The reference to a "holistic approach" suggests a sea change in philosophy from top to bottom of the club, driven by the chief executive, Ferran Soriano, and Txiki Begiristain, the director of football. This may include playing 4-3-3 throughout the academy and in the first team. Following the removal of Mancini, who could be a divisive figure, there may also be a hope that the club will be more cohesive.
How banal.  A holistic approach means nothing more than adopting a consistent 4-3-3 formation, together with an absence of arguments.  The Guardian's football commentators need to raise their game;  what does Nietzsche have to say about the over-lapping wingback? 


11 May 2013

Closing stable doors

Hmm, yet another banking crisis.  Perhaps the ratings agency has over-reacted?

The Co-operative Bank is trying to reassure its customers that it would not need a multimillion-pound taxpayer bailout after its debt was downgraded to junk status and its chief executive suddenly quit.
The move by the ratings agency Moody's to take the axe to the Manchester-based bank's credit rating followed weeks of speculation about its financial position after it posted £600m losses in March and then pulled out of a deal to buy 632 branches from Lloyds Banking Group.
Moody's warned that the bank might need "external support" – perhaps from its parent group which owns grocers, pharmacies and funeral homes – if it could not bolster its financial position. The agency cited concerns about the Co-operative incurring more losses from loans to property companies and the slow integration of the Britannia Building Society, which the Co-operative took over three years ago.
The City was stunned by the scale of the downgrade – six notches – which will raise the price at which the bank borrows on the financial markets and illustrates the speed at which the agency believes the bank's finances have deteriorated.
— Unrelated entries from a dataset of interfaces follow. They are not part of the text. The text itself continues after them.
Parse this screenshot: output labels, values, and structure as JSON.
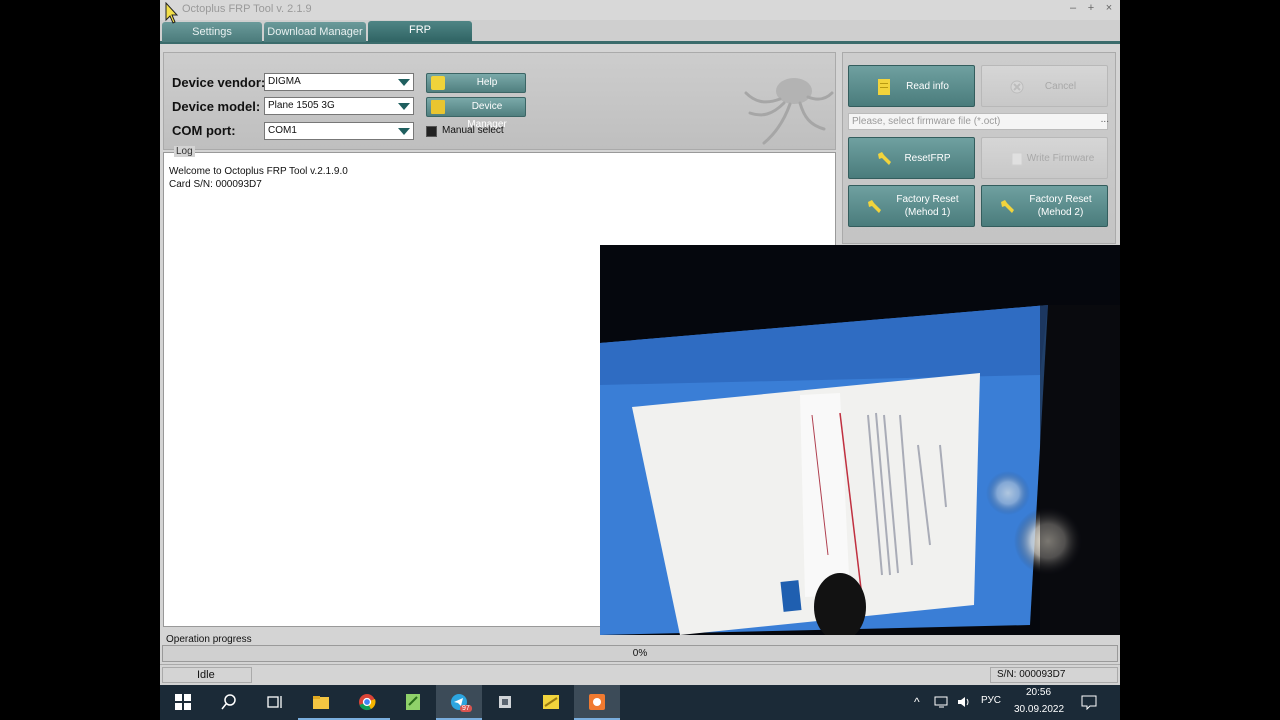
{
  "window": {
    "title": "Octoplus FRP Tool v. 2.1.9",
    "controls": [
      "–",
      "+",
      "×"
    ]
  },
  "tabs": [
    {
      "label": "Settings",
      "active": false
    },
    {
      "label": "Download Manager",
      "active": false
    },
    {
      "label": "FRP",
      "active": true
    }
  ],
  "form": {
    "vendor_label": "Device vendor:",
    "vendor_value": "DIGMA",
    "model_label": "Device model:",
    "model_value": "Plane 1505 3G",
    "port_label": "COM port:",
    "port_value": "COM1",
    "help_label": "Help",
    "device_manager_label": "Device Manager",
    "manual_select_label": "Manual select"
  },
  "actions": {
    "read_info": "Read info",
    "cancel": "Cancel",
    "firmware_placeholder": "Please, select firmware file (*.oct)",
    "browse": "...",
    "reset_frp": "ResetFRP",
    "write_firmware": "Write Firmware",
    "factory_reset_1": "Factory Reset\n(Mehod 1)",
    "factory_reset_2": "Factory Reset\n(Mehod 2)"
  },
  "log": {
    "caption": "Log",
    "lines": [
      "Welcome to Octoplus FRP Tool v.2.1.9.0",
      "Card S/N: 000093D7"
    ]
  },
  "progress": {
    "caption": "Operation progress",
    "value": 0,
    "text": "0%"
  },
  "status": {
    "state": "Idle",
    "serial": "S/N: 000093D7"
  },
  "taskbar": {
    "telegram_badge": "97",
    "lang": "РУС",
    "time": "20:56",
    "date": "30.09.2022"
  },
  "colors": {
    "accent": "#4a7c7c",
    "tab_active": "#2f6363",
    "taskbar": "#1b2a37"
  }
}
I am nevertheless bound to wonder why the Bank of England and its clutch of regulatory agencies failed to head off this situation at the pass.  Or were they sleeping again?
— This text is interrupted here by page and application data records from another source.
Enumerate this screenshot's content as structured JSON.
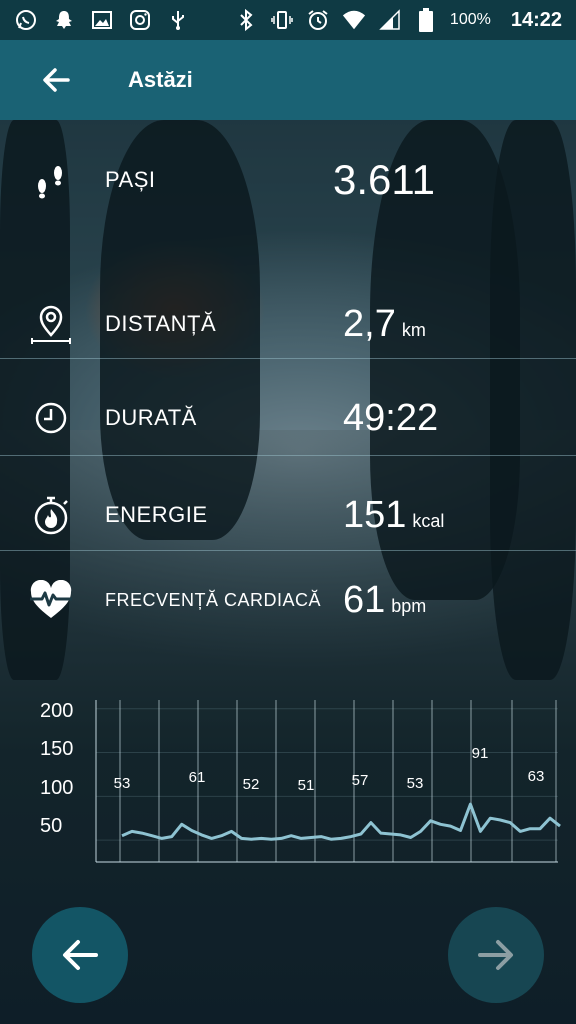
{
  "status_bar": {
    "battery": "100%",
    "time": "14:22"
  },
  "header": {
    "title": "Astăzi"
  },
  "metrics": {
    "steps": {
      "label": "PAȘI",
      "value": "3.611",
      "unit": ""
    },
    "distance": {
      "label": "DISTANȚĂ",
      "value": "2,7",
      "unit": "km"
    },
    "duration": {
      "label": "DURATĂ",
      "value": "49:22",
      "unit": ""
    },
    "energy": {
      "label": "ENERGIE",
      "value": "151",
      "unit": "kcal"
    },
    "heart_rate": {
      "label": "FRECVENȚĂ CARDIACĂ",
      "value": "61",
      "unit": "bpm"
    }
  },
  "chart_data": {
    "type": "line",
    "y_ticks": [
      "200",
      "150",
      "100",
      "50"
    ],
    "ylim": [
      25,
      210
    ],
    "series": [
      {
        "values": [
          55,
          60,
          58,
          55,
          52,
          54,
          68,
          61,
          56,
          52,
          55,
          60,
          52,
          51,
          52,
          51,
          52,
          55,
          52,
          53,
          54,
          51,
          52,
          54,
          57,
          70,
          58,
          57,
          56,
          53,
          60,
          72,
          68,
          66,
          61,
          91,
          60,
          75,
          73,
          70,
          60,
          63,
          63,
          75,
          66
        ]
      }
    ],
    "annotations": [
      "53",
      "61",
      "52",
      "51",
      "57",
      "53",
      "91",
      "63"
    ],
    "line_color": "#8ec3d2"
  },
  "nav": {
    "prev_icon": "arrow-left-icon",
    "next_icon": "arrow-right-icon"
  }
}
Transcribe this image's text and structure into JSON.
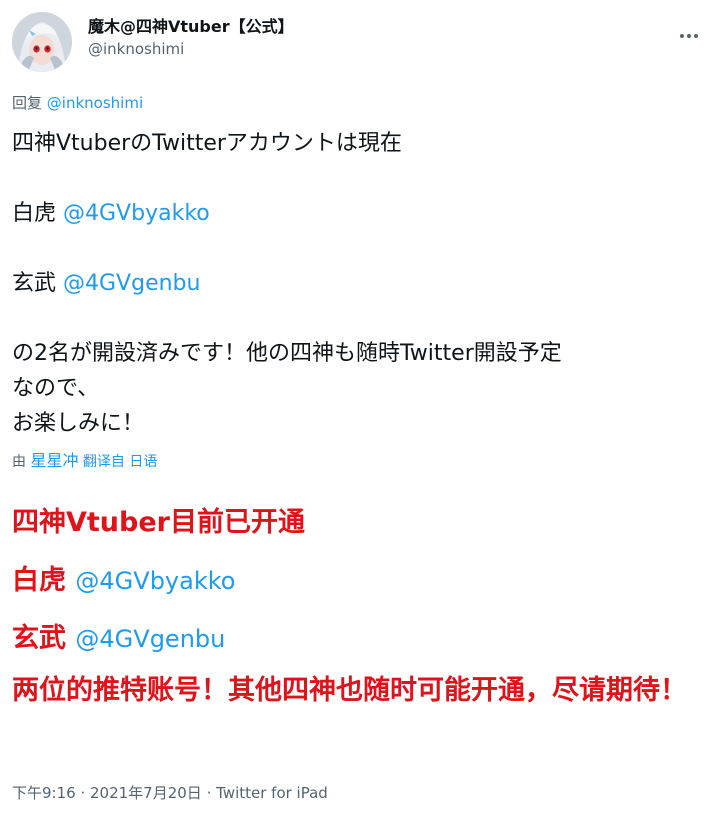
{
  "author": {
    "display_name": "魔木@四神Vtuber【公式】",
    "handle": "@inknoshimi"
  },
  "reply": {
    "prefix": "回复",
    "handle": "@inknoshimi"
  },
  "tweet": {
    "line1": "四神VtuberのTwitterアカウントは現在",
    "byakko_prefix": "白虎",
    "byakko_handle": "@4GVbyakko",
    "genbu_prefix": "玄武",
    "genbu_handle": "@4GVgenbu",
    "line_closing_1": "の2名が開設済みです！他の四神も随時Twitter開設予定",
    "line_closing_2": "なので、",
    "line_closing_3": "お楽しみに！"
  },
  "translation_credit": {
    "by": "由",
    "translator": "星星冲",
    "translated_from": "翻译自",
    "language": "日语"
  },
  "translated": {
    "line1": "四神Vtuber目前已开通",
    "byakko_prefix": "白虎",
    "byakko_handle": "@4GVbyakko",
    "genbu_prefix": "玄武",
    "genbu_handle": "@4GVgenbu",
    "line4": "两位的推特账号！其他四神也随时可能开通，尽请期待！"
  },
  "meta": {
    "time": "下午9:16",
    "separator1": " · ",
    "date": "2021年7月20日",
    "separator2": " · ",
    "source": "Twitter for iPad"
  },
  "colors": {
    "link": "#1d9bf0",
    "secondary_text": "#536471",
    "primary_text": "#0f1419",
    "translation_red": "#e0131b"
  },
  "icons": {
    "more": "more-horizontal-icon"
  }
}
04 May 2013

Worth a read

Marina gets it:

The smaller British politics gets, the more it feels that you might as well judge a politician by that key question: could you honestly bear to have a pint with them? I could bear to have a pint with Nigel Farage. Not anyone else in his party, you understand. But a pint and a fag with Farage, and probably a packet of salt and vinegar crisps, which I'd tear down the seam and spread out on the table while Nigel told some story against himself.
I think after five or six pints Nigel might start airing a few views I couldn't warm to, so I wouldn't stick around. But I could stand one pint with him, quite possibly even a pint and a half. With Messrs Nicholas Clegg, Edward Miliband and David Cameron, however, I would cross continents to avoid taking even a fluid ounce. The other leaders – and I do think we must refer to them in the same breath as Farage, just because it annoys them so hilariously much – look about as convivial as haemorrhoids. They have spent the week of the local elections looking like pompous arses, while the affable semi-berk Farage has led Ukip to the biggest surge by a fourth party in England since the second world war.
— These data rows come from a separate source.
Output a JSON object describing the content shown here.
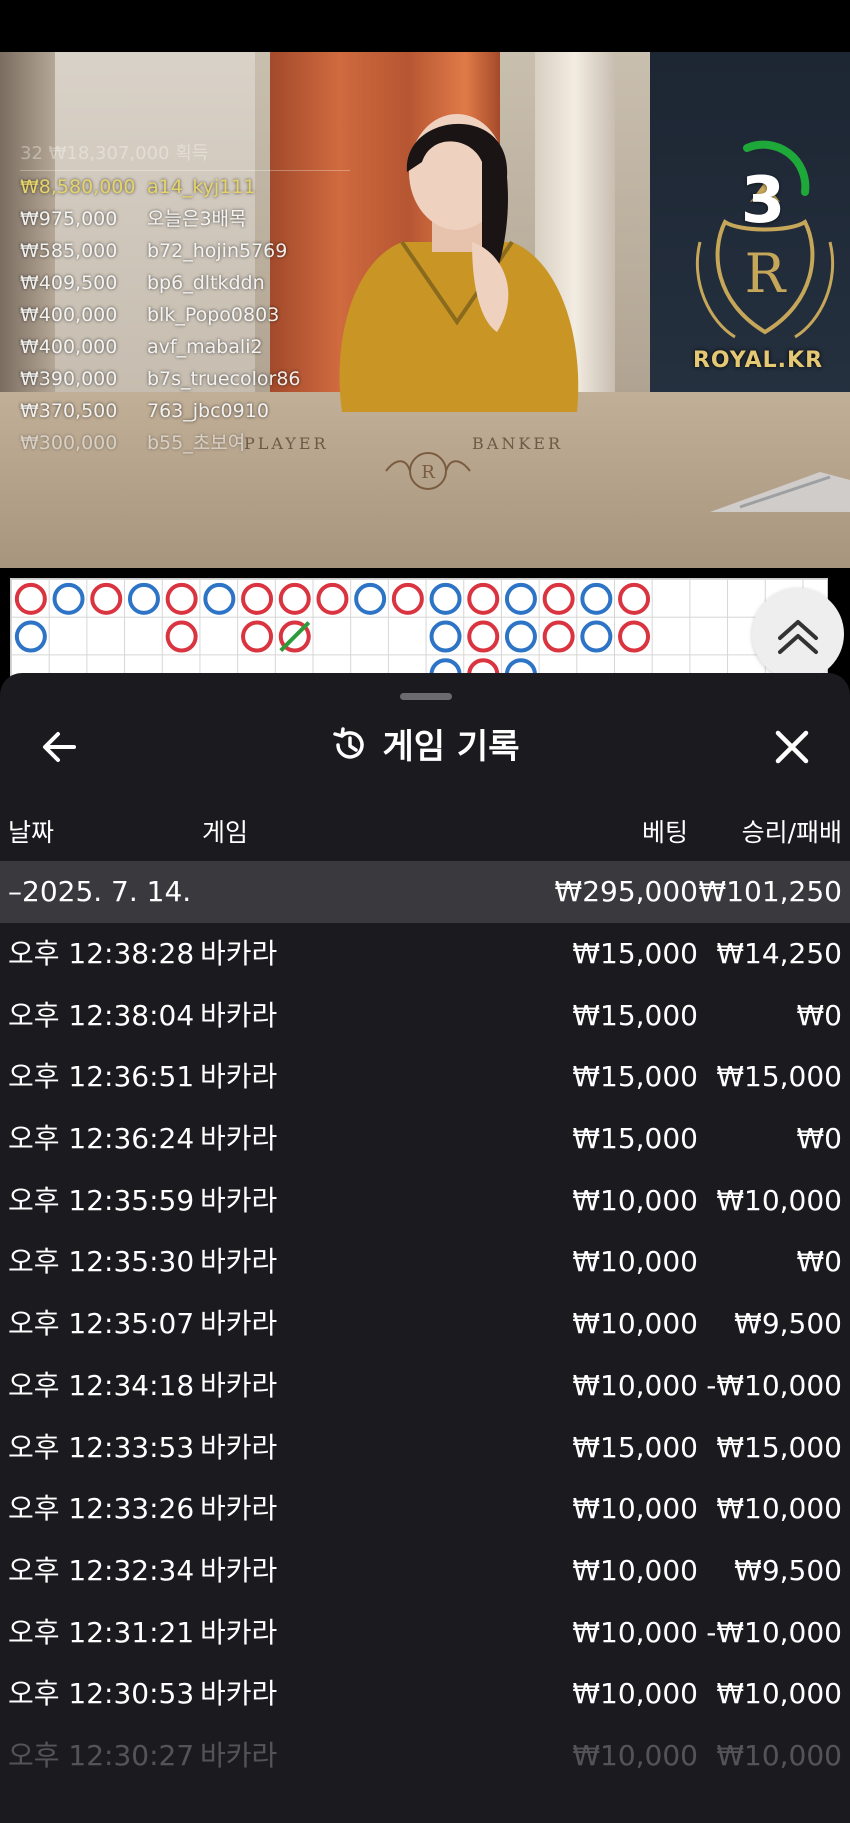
{
  "video": {
    "felt_player": "PLAYER",
    "felt_banker": "BANKER",
    "brand": "ROYAL.KR",
    "timer": "3",
    "winners_header": "32 ₩18,307,000 획득",
    "winners": [
      {
        "amount": "₩8,580,000",
        "user": "a14_kyj111"
      },
      {
        "amount": "₩975,000",
        "user": "오늘은3배목"
      },
      {
        "amount": "₩585,000",
        "user": "b72_hojin5769"
      },
      {
        "amount": "₩409,500",
        "user": "bp6_dltkddn"
      },
      {
        "amount": "₩400,000",
        "user": "blk_Popo0803"
      },
      {
        "amount": "₩400,000",
        "user": "avf_mabali2"
      },
      {
        "amount": "₩390,000",
        "user": "b7s_truecolor86"
      },
      {
        "amount": "₩370,500",
        "user": "763_jbc0910"
      },
      {
        "amount": "₩300,000",
        "user": "b55_초보여"
      }
    ]
  },
  "road": {
    "colors": {
      "banker": "#d9343f",
      "player": "#2d74c6",
      "tie": "#2d9a3c"
    },
    "columns": [
      [
        "B",
        "P"
      ],
      [
        "P"
      ],
      [
        "B"
      ],
      [
        "P"
      ],
      [
        "B",
        "B"
      ],
      [
        "P"
      ],
      [
        "B",
        "B"
      ],
      [
        "B",
        "T"
      ],
      [
        "B"
      ],
      [
        "P"
      ],
      [
        "B"
      ],
      [
        "P",
        "P",
        "P"
      ],
      [
        "B",
        "B",
        "B"
      ],
      [
        "P",
        "P",
        "P"
      ],
      [
        "B",
        "B"
      ],
      [
        "P",
        "P"
      ],
      [
        "B",
        "B"
      ]
    ]
  },
  "sheet": {
    "title": "게임 기록",
    "columns": {
      "date": "날짜",
      "game": "게임",
      "bet": "베팅",
      "result": "승리/패배"
    },
    "date_group": {
      "label": "–2025. 7. 14.",
      "bet": "₩295,000",
      "result": "₩101,250"
    },
    "rows": [
      {
        "time": "오후 12:38:28",
        "game": "바카라",
        "bet": "₩15,000",
        "result": "₩14,250"
      },
      {
        "time": "오후 12:38:04",
        "game": "바카라",
        "bet": "₩15,000",
        "result": "₩0"
      },
      {
        "time": "오후 12:36:51",
        "game": "바카라",
        "bet": "₩15,000",
        "result": "₩15,000"
      },
      {
        "time": "오후 12:36:24",
        "game": "바카라",
        "bet": "₩15,000",
        "result": "₩0"
      },
      {
        "time": "오후 12:35:59",
        "game": "바카라",
        "bet": "₩10,000",
        "result": "₩10,000"
      },
      {
        "time": "오후 12:35:30",
        "game": "바카라",
        "bet": "₩10,000",
        "result": "₩0"
      },
      {
        "time": "오후 12:35:07",
        "game": "바카라",
        "bet": "₩10,000",
        "result": "₩9,500"
      },
      {
        "time": "오후 12:34:18",
        "game": "바카라",
        "bet": "₩10,000",
        "result": "-₩10,000"
      },
      {
        "time": "오후 12:33:53",
        "game": "바카라",
        "bet": "₩15,000",
        "result": "₩15,000"
      },
      {
        "time": "오후 12:33:26",
        "game": "바카라",
        "bet": "₩10,000",
        "result": "₩10,000"
      },
      {
        "time": "오후 12:32:34",
        "game": "바카라",
        "bet": "₩10,000",
        "result": "₩9,500"
      },
      {
        "time": "오후 12:31:21",
        "game": "바카라",
        "bet": "₩10,000",
        "result": "-₩10,000"
      },
      {
        "time": "오후 12:30:53",
        "game": "바카라",
        "bet": "₩10,000",
        "result": "₩10,000"
      },
      {
        "time": "오후 12:30:27",
        "game": "바카라",
        "bet": "₩10,000",
        "result": "₩10,000"
      }
    ]
  }
}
Shame that the usual crew of commentators in the Westminster bubble are lost up their own fundaments.

03 May 2013

A flash in the pan ...

... or a game-changer?  So UKIP appears to have done rather a lot better than expected in the English local elections, with 42 gains after 7 of the 34 councils have declared, while taking a 26% share of the vote.  It is now entirely possible that they will end up with over 200 seats gained.  We can now revise upwards UKIP's prospects at next year's European elections where, in England at least, they may end up as the largest party, in terms of both seats and votes.

So where would that leave Scotland as it approaches the independence referendum in the autumn of next year?  If England under UKIP or, more likely, under a UKIP-influenced Tory Party bent on tacking to the right, is revealing its poujadiste, xenophobic, little Englander, anti-European tendencies, would Scotland want to remain in a United Kingdom?